Wow! Thanks for the comment Ken. I must admit that I've never read anything by Postman but you have me intrigued.

Based upon the questions and thoughts in your comment, I know I've missed something well worth reading, so I'll hold a bit on my thoughts until I've read this piece.

Thanks for getting the wheels spinning!!

I was just having a conversation with Scott Meech and a few other educators about the value of Ed.Voicethread in comparison to having a teacher use a pro voicethread acct with students using sub-identities.

Ed.Voicethread is a great solution for students to carry a digital suitcase and create a digital learning trail over time. It is a bummer that it doesn't allow authentic comments from people who will never be able to have an Ed.Voicethread account, but I'll take the upside.

We have the same thing with blogs. Some teachers have their kids use blogger for a history blog, some english teachers then have the students use blogger to create a separate english blog. We need one platform in our school so students can blog across different classes and across many years.

Definitely a timely post as I've been thinking about these same challenges, Ryan.


I love your concept: "Golcal"

Yes, I believe it is very important to "Think Globally, and Act Locally". I can see how new technology, such as blogging can help. This new culture has the opportunity to build bridges across the globe and allow communication between cultures like never before. Making connections at the local level with the school community is a start in bringing us all closer at the global level. This is as you said a "collaborative culture" and educators need to help generate more interest in using new technologies to enhance the learning environment.

Monday, February 11, 2008

A Vision of K-12 Students Today

In case ANYONE forgot WHAT it was WE are ALL ABOUT!

Tuesday, February 05, 2008

The Machine is Us/ing Us (Final Version)


Saturday, February 02, 2008

Frozen Grand Central


Friday, February 01, 2008

Collaborative Online Teacher Network

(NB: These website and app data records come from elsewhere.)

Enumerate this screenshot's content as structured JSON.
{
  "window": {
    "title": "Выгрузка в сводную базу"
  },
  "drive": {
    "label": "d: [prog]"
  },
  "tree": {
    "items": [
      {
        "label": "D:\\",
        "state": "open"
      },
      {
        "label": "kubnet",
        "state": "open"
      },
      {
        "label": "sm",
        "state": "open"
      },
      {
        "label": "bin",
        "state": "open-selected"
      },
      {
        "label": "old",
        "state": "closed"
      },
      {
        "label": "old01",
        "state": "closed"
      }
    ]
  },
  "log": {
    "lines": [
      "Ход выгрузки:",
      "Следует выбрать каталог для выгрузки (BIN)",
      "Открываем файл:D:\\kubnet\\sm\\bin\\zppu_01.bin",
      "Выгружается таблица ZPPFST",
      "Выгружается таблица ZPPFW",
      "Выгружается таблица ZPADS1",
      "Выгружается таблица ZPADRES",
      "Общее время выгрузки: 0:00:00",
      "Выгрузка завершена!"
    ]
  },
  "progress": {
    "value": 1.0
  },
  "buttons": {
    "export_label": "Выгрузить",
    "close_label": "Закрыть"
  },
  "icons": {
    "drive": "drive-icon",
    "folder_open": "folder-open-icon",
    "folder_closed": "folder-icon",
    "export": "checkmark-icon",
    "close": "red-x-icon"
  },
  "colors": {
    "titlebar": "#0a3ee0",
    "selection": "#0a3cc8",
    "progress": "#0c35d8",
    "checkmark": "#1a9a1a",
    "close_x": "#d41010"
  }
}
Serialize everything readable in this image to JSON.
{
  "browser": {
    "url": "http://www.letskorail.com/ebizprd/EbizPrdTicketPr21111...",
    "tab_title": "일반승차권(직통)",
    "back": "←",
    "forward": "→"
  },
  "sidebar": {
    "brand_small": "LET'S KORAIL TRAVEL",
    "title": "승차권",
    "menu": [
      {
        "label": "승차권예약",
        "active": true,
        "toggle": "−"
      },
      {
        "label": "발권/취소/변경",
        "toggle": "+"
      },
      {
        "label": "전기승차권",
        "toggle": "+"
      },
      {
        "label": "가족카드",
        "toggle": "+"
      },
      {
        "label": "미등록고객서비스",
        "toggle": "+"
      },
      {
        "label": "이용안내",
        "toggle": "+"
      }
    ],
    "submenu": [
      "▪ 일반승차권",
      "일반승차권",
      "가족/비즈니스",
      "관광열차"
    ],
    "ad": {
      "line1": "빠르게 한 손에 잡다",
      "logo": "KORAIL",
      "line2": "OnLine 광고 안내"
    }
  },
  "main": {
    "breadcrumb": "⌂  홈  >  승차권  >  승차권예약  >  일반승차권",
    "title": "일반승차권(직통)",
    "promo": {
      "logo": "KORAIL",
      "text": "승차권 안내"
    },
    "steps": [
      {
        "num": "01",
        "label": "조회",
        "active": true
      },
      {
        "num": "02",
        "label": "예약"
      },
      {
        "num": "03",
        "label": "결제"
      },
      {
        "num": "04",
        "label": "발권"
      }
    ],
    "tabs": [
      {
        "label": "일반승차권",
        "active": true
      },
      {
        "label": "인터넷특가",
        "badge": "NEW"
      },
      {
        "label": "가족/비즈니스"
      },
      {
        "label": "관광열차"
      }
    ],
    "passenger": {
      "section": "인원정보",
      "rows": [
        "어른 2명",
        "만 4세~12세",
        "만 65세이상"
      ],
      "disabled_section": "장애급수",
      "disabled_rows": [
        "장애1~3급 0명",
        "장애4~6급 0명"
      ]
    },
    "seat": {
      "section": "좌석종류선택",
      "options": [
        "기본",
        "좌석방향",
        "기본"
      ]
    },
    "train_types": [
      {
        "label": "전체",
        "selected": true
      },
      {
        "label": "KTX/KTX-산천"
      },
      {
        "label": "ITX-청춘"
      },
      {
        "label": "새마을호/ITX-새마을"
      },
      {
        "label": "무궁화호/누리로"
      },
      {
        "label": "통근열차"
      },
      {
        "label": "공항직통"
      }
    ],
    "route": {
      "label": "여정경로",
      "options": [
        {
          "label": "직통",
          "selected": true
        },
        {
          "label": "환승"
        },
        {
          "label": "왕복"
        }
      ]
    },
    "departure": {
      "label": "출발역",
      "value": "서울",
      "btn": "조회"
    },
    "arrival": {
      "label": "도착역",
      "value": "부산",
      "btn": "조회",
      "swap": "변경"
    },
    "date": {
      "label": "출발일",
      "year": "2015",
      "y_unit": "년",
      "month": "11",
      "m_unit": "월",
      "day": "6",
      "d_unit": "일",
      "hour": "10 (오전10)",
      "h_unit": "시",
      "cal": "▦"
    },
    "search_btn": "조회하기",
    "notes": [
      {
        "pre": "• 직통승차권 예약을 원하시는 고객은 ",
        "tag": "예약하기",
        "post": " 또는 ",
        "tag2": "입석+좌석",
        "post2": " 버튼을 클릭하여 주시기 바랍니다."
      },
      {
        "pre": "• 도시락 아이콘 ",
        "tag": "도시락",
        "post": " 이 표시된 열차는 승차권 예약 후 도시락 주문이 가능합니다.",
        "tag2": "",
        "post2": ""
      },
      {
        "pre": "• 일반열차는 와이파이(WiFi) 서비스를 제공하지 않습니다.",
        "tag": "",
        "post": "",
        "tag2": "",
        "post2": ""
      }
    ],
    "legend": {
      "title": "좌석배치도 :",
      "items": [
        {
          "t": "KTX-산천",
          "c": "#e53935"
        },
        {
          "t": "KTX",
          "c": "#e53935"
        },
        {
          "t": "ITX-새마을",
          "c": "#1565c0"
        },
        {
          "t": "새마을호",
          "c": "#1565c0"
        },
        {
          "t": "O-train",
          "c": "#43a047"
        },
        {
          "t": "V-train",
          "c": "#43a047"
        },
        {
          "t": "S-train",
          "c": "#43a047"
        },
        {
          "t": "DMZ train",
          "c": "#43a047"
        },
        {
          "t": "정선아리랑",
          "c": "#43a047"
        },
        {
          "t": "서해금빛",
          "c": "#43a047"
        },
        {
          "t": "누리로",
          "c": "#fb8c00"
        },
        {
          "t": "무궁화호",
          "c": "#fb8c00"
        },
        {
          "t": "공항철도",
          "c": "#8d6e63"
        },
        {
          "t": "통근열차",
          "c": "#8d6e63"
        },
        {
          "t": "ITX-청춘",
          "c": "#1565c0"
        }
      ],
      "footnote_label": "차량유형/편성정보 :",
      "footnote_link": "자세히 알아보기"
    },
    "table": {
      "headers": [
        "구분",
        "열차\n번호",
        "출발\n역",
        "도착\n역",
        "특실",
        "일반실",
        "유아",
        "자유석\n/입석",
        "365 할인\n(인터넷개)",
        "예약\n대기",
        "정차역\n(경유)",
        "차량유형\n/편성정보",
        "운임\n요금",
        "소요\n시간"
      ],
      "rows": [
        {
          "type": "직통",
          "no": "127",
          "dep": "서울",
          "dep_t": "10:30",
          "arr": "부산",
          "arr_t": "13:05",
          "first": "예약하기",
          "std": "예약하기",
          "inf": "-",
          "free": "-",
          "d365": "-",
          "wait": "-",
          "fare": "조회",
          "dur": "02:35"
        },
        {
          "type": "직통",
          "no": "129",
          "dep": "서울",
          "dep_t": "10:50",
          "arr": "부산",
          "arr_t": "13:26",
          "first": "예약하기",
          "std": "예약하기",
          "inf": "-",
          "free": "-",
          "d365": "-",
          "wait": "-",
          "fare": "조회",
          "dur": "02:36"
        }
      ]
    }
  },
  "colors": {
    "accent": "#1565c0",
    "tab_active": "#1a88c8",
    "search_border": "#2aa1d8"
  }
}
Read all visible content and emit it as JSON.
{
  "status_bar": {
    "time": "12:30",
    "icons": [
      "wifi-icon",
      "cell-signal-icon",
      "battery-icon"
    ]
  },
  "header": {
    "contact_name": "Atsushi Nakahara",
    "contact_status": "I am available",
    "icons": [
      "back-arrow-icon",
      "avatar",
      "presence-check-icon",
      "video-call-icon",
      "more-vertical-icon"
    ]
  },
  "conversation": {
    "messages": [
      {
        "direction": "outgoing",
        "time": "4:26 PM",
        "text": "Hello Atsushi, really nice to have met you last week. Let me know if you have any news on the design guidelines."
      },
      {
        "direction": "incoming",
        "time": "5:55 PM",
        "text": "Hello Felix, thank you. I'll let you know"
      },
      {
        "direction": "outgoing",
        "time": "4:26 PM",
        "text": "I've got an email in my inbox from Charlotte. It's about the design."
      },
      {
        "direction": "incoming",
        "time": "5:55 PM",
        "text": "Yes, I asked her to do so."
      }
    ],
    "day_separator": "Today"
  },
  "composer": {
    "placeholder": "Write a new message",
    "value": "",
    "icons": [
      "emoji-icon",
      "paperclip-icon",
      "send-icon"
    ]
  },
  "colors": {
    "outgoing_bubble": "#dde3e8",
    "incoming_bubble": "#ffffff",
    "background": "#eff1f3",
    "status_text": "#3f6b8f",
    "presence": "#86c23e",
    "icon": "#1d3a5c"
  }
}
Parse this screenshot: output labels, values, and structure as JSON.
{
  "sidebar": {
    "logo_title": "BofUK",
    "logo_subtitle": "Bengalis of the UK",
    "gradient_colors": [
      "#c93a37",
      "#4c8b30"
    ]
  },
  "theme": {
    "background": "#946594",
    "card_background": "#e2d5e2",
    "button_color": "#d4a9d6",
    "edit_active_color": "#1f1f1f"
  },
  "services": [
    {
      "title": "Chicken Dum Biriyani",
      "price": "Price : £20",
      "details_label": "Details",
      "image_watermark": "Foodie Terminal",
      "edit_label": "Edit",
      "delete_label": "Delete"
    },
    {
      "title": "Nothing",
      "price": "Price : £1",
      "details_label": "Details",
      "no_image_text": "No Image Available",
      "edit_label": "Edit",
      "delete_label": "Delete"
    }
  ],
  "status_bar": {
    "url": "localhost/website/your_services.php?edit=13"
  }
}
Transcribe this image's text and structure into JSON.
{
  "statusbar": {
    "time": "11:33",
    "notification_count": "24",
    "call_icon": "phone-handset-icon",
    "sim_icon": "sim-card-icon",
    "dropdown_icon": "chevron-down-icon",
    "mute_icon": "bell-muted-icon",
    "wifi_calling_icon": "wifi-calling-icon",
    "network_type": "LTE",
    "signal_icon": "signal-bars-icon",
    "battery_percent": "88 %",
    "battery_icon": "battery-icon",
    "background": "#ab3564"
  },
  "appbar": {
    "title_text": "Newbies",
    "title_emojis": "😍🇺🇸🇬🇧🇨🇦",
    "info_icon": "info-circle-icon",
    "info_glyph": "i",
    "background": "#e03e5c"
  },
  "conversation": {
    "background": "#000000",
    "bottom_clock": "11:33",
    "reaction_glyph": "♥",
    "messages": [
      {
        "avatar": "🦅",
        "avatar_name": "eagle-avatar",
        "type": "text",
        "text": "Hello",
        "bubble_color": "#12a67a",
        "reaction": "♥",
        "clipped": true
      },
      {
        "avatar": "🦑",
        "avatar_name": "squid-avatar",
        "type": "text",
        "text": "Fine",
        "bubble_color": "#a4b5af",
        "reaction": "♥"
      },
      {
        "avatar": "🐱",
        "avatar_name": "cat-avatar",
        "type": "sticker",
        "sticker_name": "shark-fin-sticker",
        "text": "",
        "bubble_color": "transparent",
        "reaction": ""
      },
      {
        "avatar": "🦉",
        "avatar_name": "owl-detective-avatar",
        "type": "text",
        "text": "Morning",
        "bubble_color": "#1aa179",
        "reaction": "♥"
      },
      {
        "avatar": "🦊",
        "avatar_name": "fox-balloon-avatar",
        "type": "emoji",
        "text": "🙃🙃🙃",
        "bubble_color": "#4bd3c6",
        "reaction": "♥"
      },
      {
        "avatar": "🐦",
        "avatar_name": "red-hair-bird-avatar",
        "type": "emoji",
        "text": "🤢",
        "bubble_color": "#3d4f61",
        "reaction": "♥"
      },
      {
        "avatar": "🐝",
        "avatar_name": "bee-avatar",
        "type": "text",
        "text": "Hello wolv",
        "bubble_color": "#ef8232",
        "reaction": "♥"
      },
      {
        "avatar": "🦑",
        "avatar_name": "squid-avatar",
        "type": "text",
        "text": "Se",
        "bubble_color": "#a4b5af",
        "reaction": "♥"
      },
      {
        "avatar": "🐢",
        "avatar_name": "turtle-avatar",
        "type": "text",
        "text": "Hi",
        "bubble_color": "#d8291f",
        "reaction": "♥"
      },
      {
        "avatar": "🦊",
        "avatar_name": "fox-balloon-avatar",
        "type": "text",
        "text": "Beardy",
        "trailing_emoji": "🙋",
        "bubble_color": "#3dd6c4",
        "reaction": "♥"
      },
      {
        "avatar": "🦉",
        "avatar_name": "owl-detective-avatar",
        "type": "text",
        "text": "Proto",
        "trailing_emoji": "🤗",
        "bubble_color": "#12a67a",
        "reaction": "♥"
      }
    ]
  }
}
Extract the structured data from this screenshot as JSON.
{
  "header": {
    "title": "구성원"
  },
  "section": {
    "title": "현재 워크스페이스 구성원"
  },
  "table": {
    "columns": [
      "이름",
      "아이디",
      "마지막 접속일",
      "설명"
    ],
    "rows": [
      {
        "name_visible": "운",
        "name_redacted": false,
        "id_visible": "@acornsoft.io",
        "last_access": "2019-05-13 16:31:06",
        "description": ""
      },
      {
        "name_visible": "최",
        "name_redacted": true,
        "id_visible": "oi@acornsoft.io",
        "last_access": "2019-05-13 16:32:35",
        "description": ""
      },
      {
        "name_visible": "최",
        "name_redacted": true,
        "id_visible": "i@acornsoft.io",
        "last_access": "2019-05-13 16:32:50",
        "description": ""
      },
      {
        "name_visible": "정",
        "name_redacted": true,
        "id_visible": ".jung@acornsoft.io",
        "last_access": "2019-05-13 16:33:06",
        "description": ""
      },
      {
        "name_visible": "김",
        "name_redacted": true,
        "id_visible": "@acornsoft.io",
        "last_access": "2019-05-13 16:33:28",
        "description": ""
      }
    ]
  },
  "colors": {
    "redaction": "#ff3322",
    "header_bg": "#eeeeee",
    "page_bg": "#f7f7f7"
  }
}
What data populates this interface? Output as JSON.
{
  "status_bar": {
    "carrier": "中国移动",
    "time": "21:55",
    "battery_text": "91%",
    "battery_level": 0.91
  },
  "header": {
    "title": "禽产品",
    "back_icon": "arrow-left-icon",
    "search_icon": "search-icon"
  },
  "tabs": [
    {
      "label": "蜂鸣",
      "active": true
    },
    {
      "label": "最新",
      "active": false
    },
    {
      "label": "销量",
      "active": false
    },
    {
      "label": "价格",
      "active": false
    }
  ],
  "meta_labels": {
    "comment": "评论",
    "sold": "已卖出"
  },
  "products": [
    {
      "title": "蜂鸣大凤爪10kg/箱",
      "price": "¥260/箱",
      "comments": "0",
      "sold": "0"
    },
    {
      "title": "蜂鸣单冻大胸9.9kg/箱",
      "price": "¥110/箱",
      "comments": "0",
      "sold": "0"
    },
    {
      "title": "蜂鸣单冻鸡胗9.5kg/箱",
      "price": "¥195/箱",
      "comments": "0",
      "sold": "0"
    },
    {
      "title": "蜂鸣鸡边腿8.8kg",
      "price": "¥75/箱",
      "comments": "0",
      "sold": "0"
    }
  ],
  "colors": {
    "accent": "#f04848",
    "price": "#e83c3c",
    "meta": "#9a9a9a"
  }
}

Microsoft Launches Collaborative Online Teacher Network
Microsoft project gives educators a worldwide collaboration forum
By Jennifer Orlando, Converge Magazine

Jan. 31, 2008Microsoft Corp.'s Innovative Teachers Network (ITN), a new online forum, promotes the exchange of best practices and methods on how to effectively incorporate technology into the classroom. Teachers across the country and around the globe will have an opportunity to communicate and collaborate with some of the world's best educators.

Sudafed PE commercial: Swelling Head (2008)

OR: Contact 21st Century Digital Learning Environments!